POP!  It was the troll!   Meh, meh, meh, meh, meh, meh, meh!

“Ah!” The Baby Billy Goat screamed, turned around and ran away.  Then he went to his Mommy Billy Goat, and he said, “Mommy, do you think you could try crossing the bridge and getting some of that grass and bringing it back here so I can taste it?”

And Mommy Billy Goat said, “Um, I don’t think I really wanna do that because I have this friend named Debbie, and she’s a Billy Goat, too, and Debbie has a husband named Jerry, and one time they were going for a walk, and they found that bridge, and they were just curious, so Jerry started walking across the bridge, and then a scary troll popped out of the river and just did this ‘meh meh meh meh meh meh’ thing and they were so so so scared.  So Debbie and Jerry told me that I should never try to cross the bridge, so that’s why I think I don’t wanna try to cross the bridge even though the grass over there does look kind of tasty.  I mean, it really does look greener, doesn’t it?  Like, really really green.  You know what, Baby Billy Goat?  Sometimes when I’m alone, I think, what if I never really do what I want to do with my life?  What if I never really achieve my dreams?  What if I end up as an Old, Old Mommy Billy Goat and for my whole life I’ve just walked around the same old patch of grass, nibbling and nibbling and nibbling until I go crazy?  Question: When is Mommy Billy Goat ever gonna reach for her dreams?  Answer: right now!  OK! OK!  I’m gonna do it!  You’ll see!  You’ll all see!  I’m gonna cross that bridge!”

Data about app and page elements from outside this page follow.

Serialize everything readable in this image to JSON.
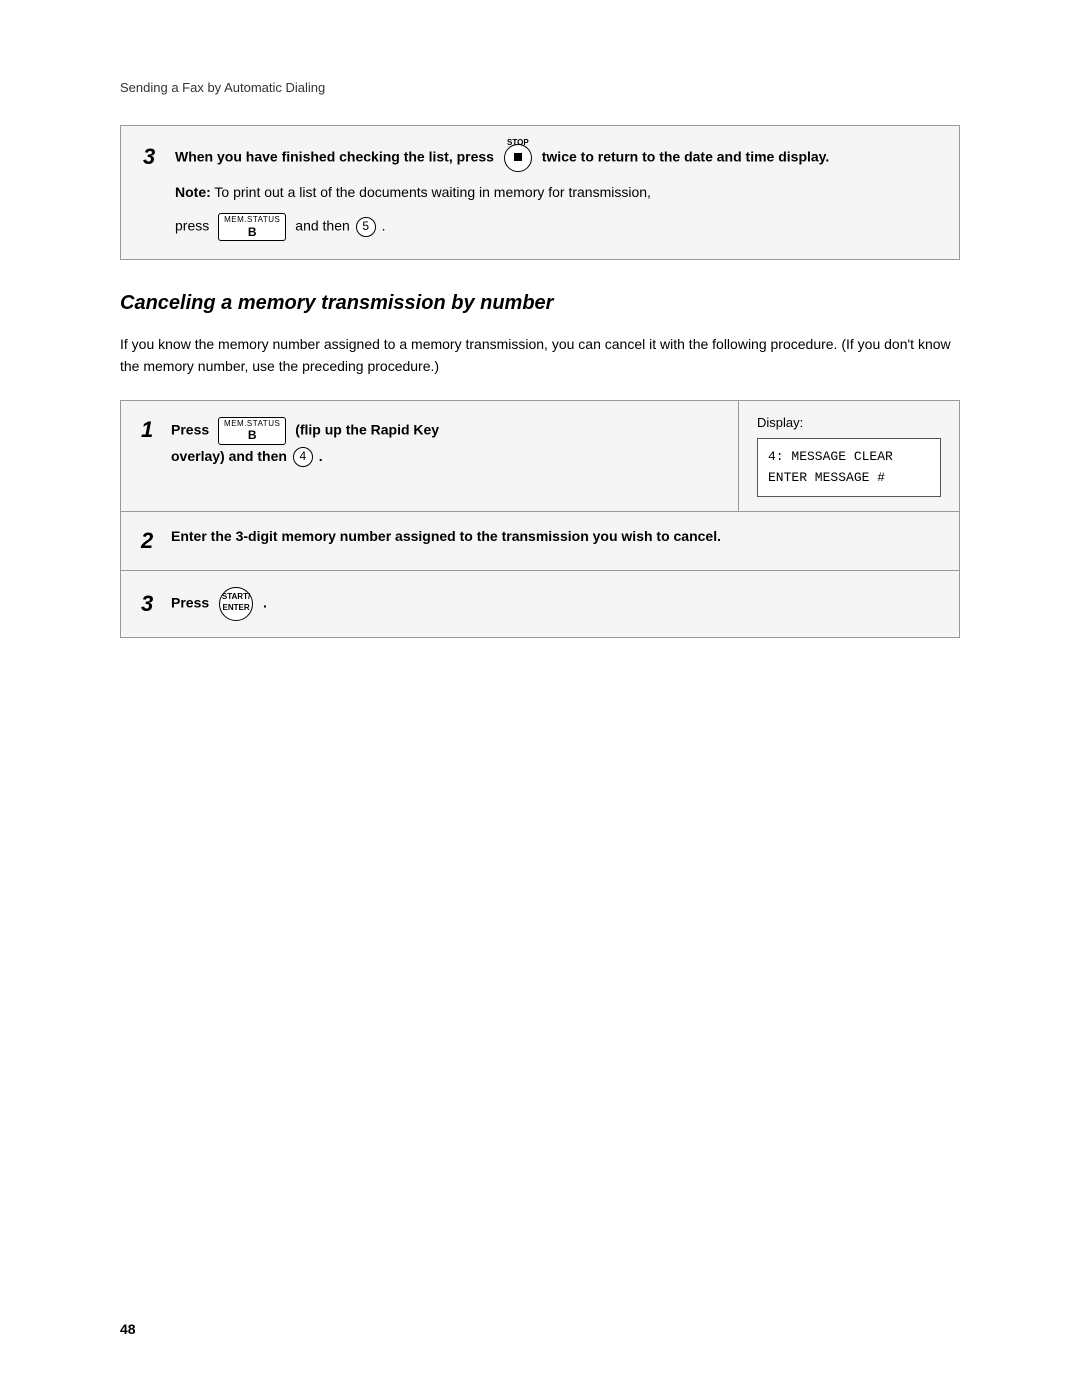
{
  "page": {
    "number": "48"
  },
  "breadcrumb": {
    "text": "Sending a Fax by Automatic Dialing"
  },
  "top_box": {
    "step_num": "3",
    "main_text_bold": "When you have finished checking the list, press",
    "stop_label": "STOP",
    "button_label": "",
    "suffix_bold": "twice to return to the date and time display.",
    "note_label": "Note:",
    "note_text": "To print out a list of the documents waiting in memory for transmission,",
    "press_label": "press",
    "mem_status_top": "MEM.STATUS",
    "mem_status_main": "B",
    "and_then_label": "and then",
    "five_num": "5"
  },
  "section": {
    "heading": "Canceling a memory transmission by number",
    "description": "If you know the memory number assigned to a memory transmission, you can cancel it with the following procedure. (If you don't know the memory number, use the preceding procedure.)"
  },
  "steps": [
    {
      "num": "1",
      "left_text_pre": "Press",
      "mem_status_top": "MEM.STATUS",
      "mem_status_main": "B",
      "left_text_mid": "(flip up the Rapid Key overlay) and then",
      "num_key": "4",
      "display_label": "Display:",
      "display_lines": [
        "4: MESSAGE CLEAR",
        "ENTER MESSAGE #"
      ]
    },
    {
      "num": "2",
      "full_text_bold": "Enter the 3-digit memory number assigned to the transmission you wish to cancel."
    },
    {
      "num": "3",
      "left_text_pre": "Press",
      "start_line1": "START/",
      "start_line2": "ENTER"
    }
  ]
}
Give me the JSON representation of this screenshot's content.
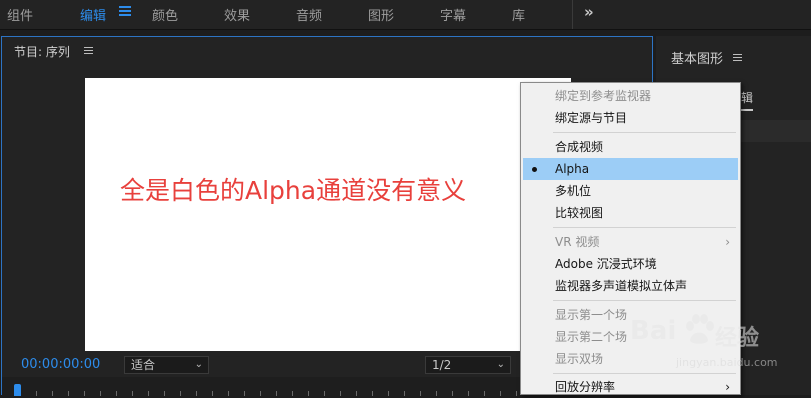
{
  "workspace_tabs": [
    {
      "label": "组件",
      "active": false
    },
    {
      "label": "编辑",
      "active": true
    },
    {
      "label": "颜色",
      "active": false
    },
    {
      "label": "效果",
      "active": false
    },
    {
      "label": "音频",
      "active": false
    },
    {
      "label": "图形",
      "active": false
    },
    {
      "label": "字幕",
      "active": false
    },
    {
      "label": "库",
      "active": false
    }
  ],
  "overflow_label": "»",
  "program_monitor": {
    "title": "节目: 序列",
    "annotation": "全是白色的Alpha通道没有意义",
    "timecode": "00:00:00:00",
    "zoom_select": "适合",
    "resolution_select": "1/2"
  },
  "right_panel": {
    "title": "基本图形",
    "tab_fragment": "辑"
  },
  "context_menu": {
    "items": [
      {
        "label": "绑定到参考监视器",
        "disabled": true
      },
      {
        "label": "绑定源与节目",
        "disabled": false
      },
      {
        "separator": true
      },
      {
        "label": "合成视频",
        "disabled": false
      },
      {
        "label": "Alpha",
        "disabled": false,
        "selected": true,
        "checked": true
      },
      {
        "label": "多机位",
        "disabled": false
      },
      {
        "label": "比较视图",
        "disabled": false
      },
      {
        "separator": true
      },
      {
        "label": "VR 视频",
        "disabled": true,
        "submenu": true
      },
      {
        "label": "Adobe 沉浸式环境",
        "disabled": false
      },
      {
        "label": "监视器多声道模拟立体声",
        "disabled": false
      },
      {
        "separator": true
      },
      {
        "label": "显示第一个场",
        "disabled": true
      },
      {
        "label": "显示第二个场",
        "disabled": true
      },
      {
        "label": "显示双场",
        "disabled": true
      },
      {
        "separator": true
      },
      {
        "label": "回放分辨率",
        "disabled": false,
        "submenu": true
      }
    ]
  },
  "watermark": {
    "brand_left": "Bai",
    "brand_right": "经验",
    "url": "jingyan.baidu.com"
  },
  "colors": {
    "accent": "#2d8ceb",
    "annotation": "#e8403c",
    "menu_highlight": "#9ccdf6"
  }
}
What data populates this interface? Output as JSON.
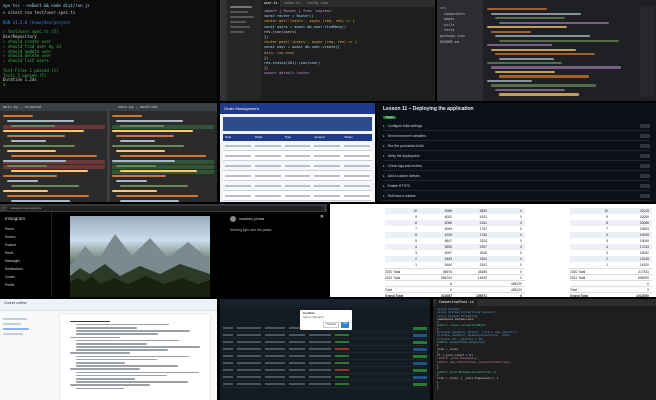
{
  "colors": {
    "green": "#3fb950",
    "blue": "#3b82f6",
    "red": "#e5534b",
    "yellow": "#e3b341",
    "purple": "#c792ea",
    "orange": "#f0883e"
  },
  "t1": {
    "command": "npx tsc --noEmit && node dist/run.js",
    "lines": [
      "> vitest run test/user.spec.ts",
      "",
      " RUN  v1.2.0  /home/dev/project",
      "",
      " ✓ test/user.spec.ts (5)",
      "   UserRepository",
      "     ✓ should create user",
      "     ✓ should find user by id",
      "     ✓ should update user",
      "     ✓ should delete user",
      "     ✓ should list users",
      "",
      " Test Files  1 passed (1)",
      "      Tests  5 passed (5)",
      "   Duration  1.24s"
    ],
    "prompt": "$"
  },
  "t2": {
    "tabs": [
      "user.ts",
      "index.ts",
      "config.json"
    ],
    "lines": [
      "import { Router } from 'express'",
      "const router = Router()",
      "",
      "router.get('/users', async (req, res) => {",
      "  const users = await db.user.findMany()",
      "  res.json(users)",
      "})",
      "",
      "router.post('/users', async (req, res) => {",
      "  const user = await db.user.create({",
      "    data: req.body",
      "  })",
      "  res.status(201).json(user)",
      "})",
      "",
      "export default router"
    ]
  },
  "t3": {
    "tree": [
      "src",
      "components",
      "pages",
      "utils",
      "tests",
      "package.json",
      "README.md"
    ]
  },
  "t4": {
    "header_left": "main.py — original",
    "header_right": "main.py — modified"
  },
  "t5": {
    "title": "Order Management",
    "columns": [
      "Date",
      "Order",
      "Type",
      "Amount",
      "Status"
    ]
  },
  "t6": {
    "title": "Lesson 11 – Deploying the application",
    "badge": "Open",
    "items": [
      "Configure build settings",
      "Set environment variables",
      "Run the production build",
      "Verify the deployment",
      "Check logs and metrics",
      "Add a custom domain",
      "Enable HTTPS",
      "Roll back a release"
    ]
  },
  "t7": {
    "url": "instagram.com/p/alpine",
    "logo": "Instagram",
    "nav": [
      "Home",
      "Search",
      "Explore",
      "Reels",
      "Messages",
      "Notifications",
      "Create",
      "Profile"
    ],
    "username": "mountain_photos",
    "caption": "Morning light over the peaks"
  },
  "t8": {
    "left": [
      [
        "10",
        "5066",
        "3653",
        "0"
      ],
      [
        "9",
        "6002",
        "5151",
        "0"
      ],
      [
        "8",
        "4066",
        "3161",
        "0"
      ],
      [
        "7",
        "5064",
        "1757",
        "0"
      ],
      [
        "6",
        "4025",
        "1760",
        "0"
      ],
      [
        "5",
        "5647",
        "3324",
        "0"
      ],
      [
        "4",
        "5506",
        "2907",
        "0"
      ],
      [
        "3",
        "5097",
        "2626",
        "0"
      ],
      [
        "2",
        "5463",
        "3304",
        "0"
      ],
      [
        "1",
        "5464",
        "3161",
        "0"
      ]
    ],
    "left_totals": [
      [
        "2020 Total",
        "55976",
        "34685",
        "0"
      ],
      [
        "2021 Total",
        "556704",
        "14692",
        "0"
      ],
      [
        "",
        "6",
        "",
        "485120"
      ],
      [
        "Total",
        "6",
        "",
        "485120"
      ],
      [
        "Grand Total",
        "214087",
        "155971",
        "0"
      ]
    ],
    "right": [
      [
        "10",
        "20016"
      ],
      [
        "9",
        "20050"
      ],
      [
        "8",
        "20066"
      ],
      [
        "7",
        "19604"
      ],
      [
        "6",
        "19069"
      ],
      [
        "5",
        "19049"
      ],
      [
        "4",
        "17033"
      ],
      [
        "3",
        "16062"
      ],
      [
        "2",
        "15045"
      ],
      [
        "1",
        "14920"
      ]
    ],
    "right_totals": [
      [
        "2020 Total",
        "217511"
      ],
      [
        "2021 Total",
        "695000"
      ],
      [
        "",
        "0"
      ],
      [
        "Total",
        "0"
      ],
      [
        "Grand Total",
        "1012000"
      ]
    ]
  },
  "t9": {
    "doc_title": "Course outline"
  },
  "t10": {
    "dialog_title": "Confirm",
    "dialog_text": "Apply changes?",
    "ok": "OK",
    "cancel": "Cancel"
  },
  "t11": {
    "tab": "ConnectionPool.cs",
    "lines": [
      "using System;",
      "using System.Collections.Generic;",
      "using System.Threading;",
      "",
      "namespace DataAccess",
      "{",
      "  public class ConnectionPool",
      "  {",
      "    private readonly object _lock = new object();",
      "    private readonly Queue<Connection> _pool;",
      "    private int _maxSize = 10;",
      "",
      "    public Connection Acquire()",
      "    {",
      "      lock (_lock)",
      "      {",
      "        if (_pool.Count > 0)",
      "          return _pool.Dequeue();",
      "        return new Connection(_connectionString);",
      "      }",
      "    }",
      "",
      "    public void Release(Connection c)",
      "    {",
      "      lock (_lock) { _pool.Enqueue(c); }",
      "    }",
      "  }",
      "}"
    ]
  }
}
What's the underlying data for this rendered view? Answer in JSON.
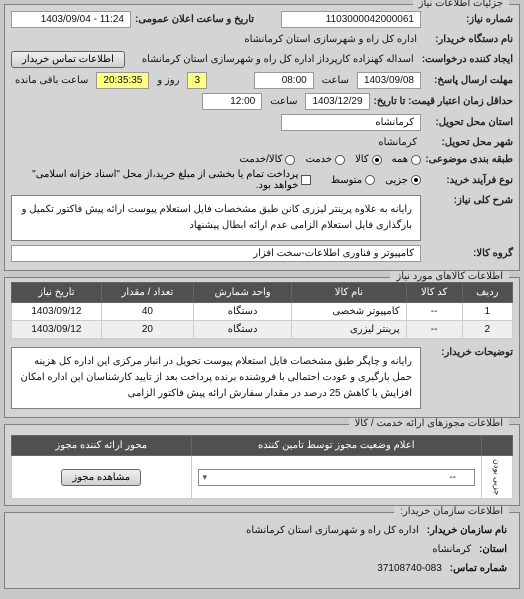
{
  "panel1": {
    "title": "جزئیات اطلاعات نیاز",
    "need_number_label": "شماره نیاز:",
    "need_number": "1103000042000061",
    "announce_label": "تاریخ و ساعت اعلان عمومی:",
    "announce_value": "11:24 - 1403/09/04",
    "requester_label": "نام دستگاه خریدار:",
    "requester_value": "اداره کل راه و شهرسازی استان کرمانشاه",
    "creator_label": "ایجاد کننده درخواست:",
    "creator_value": "اسداله کهنزاده کارپرداز اداره کل راه و شهرسازی استان کرمانشاه",
    "contact_btn": "اطلاعات تماس خریدار",
    "deadline_send_label": "مهلت ارسال پاسخ:",
    "date1": "1403/09/08",
    "hour_label": "ساعت",
    "hour1": "08:00",
    "remain_num": "3",
    "remain_day": "روز و",
    "remain_time": "20:35:35",
    "remain_suffix": "ساعت باقی مانده",
    "price_credit_label": "حداقل زمان اعتبار قیمت: تا تاریخ:",
    "date2": "1403/12/29",
    "hour2": "12:00",
    "province_label": "استان محل تحویل:",
    "province": "کرمانشاه",
    "city_label": "شهر محل تحویل:",
    "city": "کرمانشاه",
    "subject_type_label": "طبقه بندی موضوعی:",
    "radio_all": "همه",
    "radio_goods": "کالا",
    "radio_service": "خدمت",
    "radio_goods_service": "کالا/خدمت",
    "process_label": "نوع فرآیند خرید:",
    "radio_partial": "جزیی",
    "radio_medium": "متوسط",
    "check_note": "پرداخت تمام یا بخشی از مبلغ خرید،از محل \"اسناد خزانه اسلامی\" خواهد بود.",
    "general_desc_label": "شرح کلی نیاز:",
    "general_desc": "رایانه به علاوه پرینتر لیزری کانن طبق مشخصات فایل استعلام پیوست ارائه پیش فاکتور تکمیل و بارگذاری فایل استعلام الزامی عدم ارائه ابطال پیشنهاد",
    "goods_group_label": "گروه کالا:",
    "goods_group": "کامپیوتر و فناوری اطلاعات-سخت افزار"
  },
  "panel2": {
    "title": "اطلاعات کالاهای مورد نیاز",
    "headers": [
      "ردیف",
      "کد کالا",
      "نام کالا",
      "واحد شمارش",
      "تعداد / مقدار",
      "تاریخ نیاز"
    ],
    "rows": [
      {
        "row": "1",
        "code": "--",
        "name": "کامپیوتر شخصی",
        "unit": "دستگاه",
        "qty": "40",
        "date": "1403/09/12"
      },
      {
        "row": "2",
        "code": "--",
        "name": "پرینتر لیزری",
        "unit": "دستگاه",
        "qty": "20",
        "date": "1403/09/12"
      }
    ],
    "buyer_desc_label": "توضیحات خریدار:",
    "buyer_desc": "رایانه و چاپگر طبق مشخصات فایل استعلام پیوست تحویل در انبار مرکزی این اداره کل هزینه حمل بارگیری و عودت احتمالی با فروشنده برنده پرداخت بعد از تایید کارشناسان این اداره امکان افزایش یا کاهش 25 درصد در مقدار سفارش ارائه پیش فاکتور الزامی"
  },
  "panel3": {
    "title": "اطلاعات مجوزهای ارائه خدمت / کالا",
    "status_header": "اعلام وضعیت مجوز توسط تامین کننده",
    "auth_header": "محور ارائه کننده مجوز",
    "placeholder": "--",
    "view_btn": "مشاهده مجوز",
    "hint": "جزیی بودن"
  },
  "panel4": {
    "title": "اطلاعات سازمان خریدار:",
    "org_label": "نام سازمان خریدار:",
    "org_value": "اداره کل راه و شهرسازی استان کرمانشاه",
    "prov_label": "استان:",
    "prov_value": "کرمانشاه",
    "phone_label": "شماره تماس:",
    "phone_value": "37108740-083"
  }
}
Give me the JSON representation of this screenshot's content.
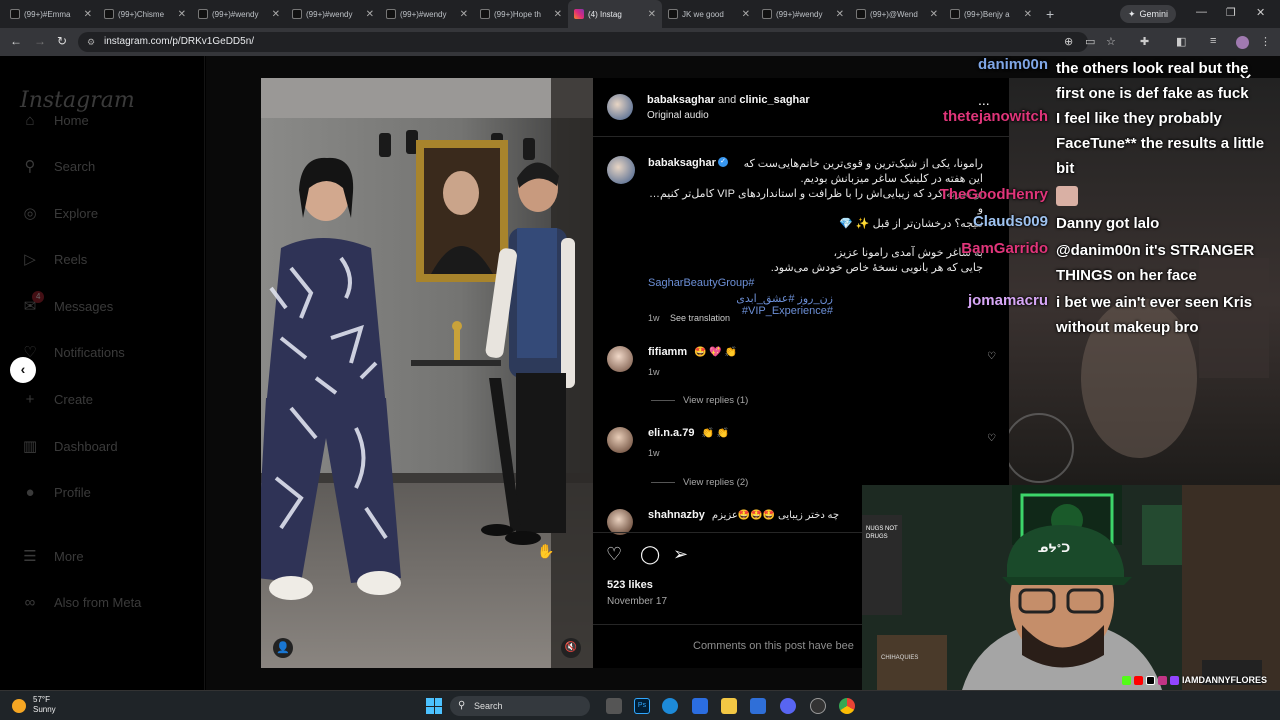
{
  "browser": {
    "tabs": [
      {
        "label": "(99+)#Emma"
      },
      {
        "label": "(99+)Chisme"
      },
      {
        "label": "(99+)#wendy"
      },
      {
        "label": "(99+)#wendy"
      },
      {
        "label": "(99+)#wendy"
      },
      {
        "label": "(99+)Hope th"
      },
      {
        "label": "(4) Instag",
        "active": true
      },
      {
        "label": "JK we good"
      },
      {
        "label": "(99+)#wendy"
      },
      {
        "label": "(99+)@Wend"
      },
      {
        "label": "(99+)Benjy a"
      }
    ],
    "new_tab": "+",
    "gemini_label": "Gemini",
    "url": "instagram.com/p/DRKv1GeDD5n/"
  },
  "sidebar": {
    "logo": "Instagram",
    "items": [
      {
        "label": "Home",
        "icon": "home-icon",
        "glyph": "⌂"
      },
      {
        "label": "Search",
        "icon": "search-icon",
        "glyph": "⚲"
      },
      {
        "label": "Explore",
        "icon": "compass-icon",
        "glyph": "◎"
      },
      {
        "label": "Reels",
        "icon": "reels-icon",
        "glyph": "▷"
      },
      {
        "label": "Messages",
        "icon": "messenger-icon",
        "glyph": "✉",
        "badge": "4"
      },
      {
        "label": "Notifications",
        "icon": "heart-icon",
        "glyph": "♡"
      },
      {
        "label": "Create",
        "icon": "plus-icon",
        "glyph": "+"
      },
      {
        "label": "Dashboard",
        "icon": "dashboard-icon",
        "glyph": "▥"
      },
      {
        "label": "Profile",
        "icon": "avatar-icon",
        "glyph": "●"
      },
      {
        "label": "More",
        "icon": "menu-icon",
        "glyph": "☰"
      },
      {
        "label": "Also from Meta",
        "icon": "meta-icon",
        "glyph": "∞"
      }
    ]
  },
  "post": {
    "header_user": "babaksaghar",
    "header_and": "and",
    "header_collab": "clinic_saghar",
    "audio": "Original audio",
    "more": "...",
    "caption_user": "babaksaghar",
    "caption_lines": [
      "رامونا، یکی از شیک‌ترین و قوی‌ترین خانم‌هایی‌ست که",
      "این هفته در کلینیک ساغر میزبانش بودیم.",
      "او تجربه کرد که زیبایی‌اش را با ظرافت و استانداردهای VIP کامل‌تر کنیم… و",
      "نتیجه؟ درخشان‌تر از قبل ✨ 💎"
    ],
    "caption_lines2": [
      "به ساغر خوش آمدی رامونا عزیز،",
      "جایی که هر بانویی نسخهٔ خاص خودش می‌شود."
    ],
    "hashtags_line1": "SagharBeautyGroup#",
    "hashtags_line2": "زن_روز #عشق_ابدی #VIP_Experience#",
    "caption_time": "1w",
    "see_translation": "See translation",
    "comments": [
      {
        "user": "fifiamm",
        "text": "🤩 💖 👏",
        "time": "1w",
        "replies": "View replies (1)"
      },
      {
        "user": "eli.n.a.79",
        "text": "👏 👏",
        "time": "1w",
        "replies": "View replies (2)"
      },
      {
        "user": "shahnazby",
        "text": "چه دختر زیبایی 🤩🤩🤩عزیزم"
      }
    ],
    "likes": "523 likes",
    "date": "November 17",
    "comments_off": "Comments on this post have bee"
  },
  "chat": [
    {
      "user": "danim00n",
      "msg": "the others look real but the first one is def fake as fuck",
      "user_color": "#7fa6e6"
    },
    {
      "user": "thetejanowitch",
      "msg": "I feel like they probably FaceTune** the results a little bit",
      "user_color": "#e0357a"
    },
    {
      "user": "TheGoodHenry",
      "msg": "",
      "user_color": "#e0357a"
    },
    {
      "user": "Clauds009",
      "msg": "Danny got lalo",
      "user_color": "#9fc3f0"
    },
    {
      "user": "BamGarrido",
      "msg": "@danim00n it's STRANGER THINGS on her face",
      "user_color": "#e0357a"
    },
    {
      "user": "jomamacru",
      "msg": "i bet we ain't ever seen Kris without makeup bro",
      "user_color": "#d6a6f5"
    }
  ],
  "webcam": {
    "hat_text": "ᓄᔭᐤᑐ",
    "sign_text": "NUGS NOT DRUGS",
    "bag_text": "CHIHAQUIES",
    "watermark": "IAMDANNYFLORES"
  },
  "taskbar": {
    "temp": "57°F",
    "weather": "Sunny",
    "search": "Search"
  }
}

So Mommy Billy Goat started crossing the bridge, walk walk walk, walk walk walk walk.   

POP!  It was the troll!   Meh, meh, meh, meh, meh, meh, meh!

“Ah!” the Mommy Billy Goat screamed, turned around, and ran away.

Then Baby Billy Goat went up to Daddy Billy Goat and he said, “Daddy Billy Goat, can you please try crossing that bridge?  You’re so big and strong, maybe you won’t be scared of the troll.”

And Daddy Billy Goat said, “Son, I was born on this field of grass, and my father was born on this field of grass, and my father’s father was born on this field of grass.  But what the heck, I’ll give it a shot.”

So Daddy Billy Goat started crossing the bridge, walk walk walk, walk walk walk walk.

POP!  It was the troll!   Meh, meh, meh, meh, meh, meh, meh!

But Daddy Billy Goat wasn’t scared, he just put down his head, stuck out his horns and ran straight into the troll.  And he smashed right into him!  Bam!  And he knocked the troll off of the bridge and the troll fell into the river.  And the troll was hurt so bad that he couldn’t swim anymore so he drowned. 

Then Daddy Billy Goat said, “Come on, Mommy, come on Baby, let’s start crossing this bridge.”  And then they all crossed the bridge and got to the other side of the river.  And Daddy Billy Goat said, “Come on Mommy, come on Baby, let’s start eating this grass."  So they all started eating the grass.

And then, something really funny happened.  Baby Billy Goat was eating the grass, and it tasted okay.  But it wasn’t delicious.  It just tasted like normal grass.  And then he looked back across the river, and the grass over there looked greener!


And the moral of the story is, the grass is always greener on the other side.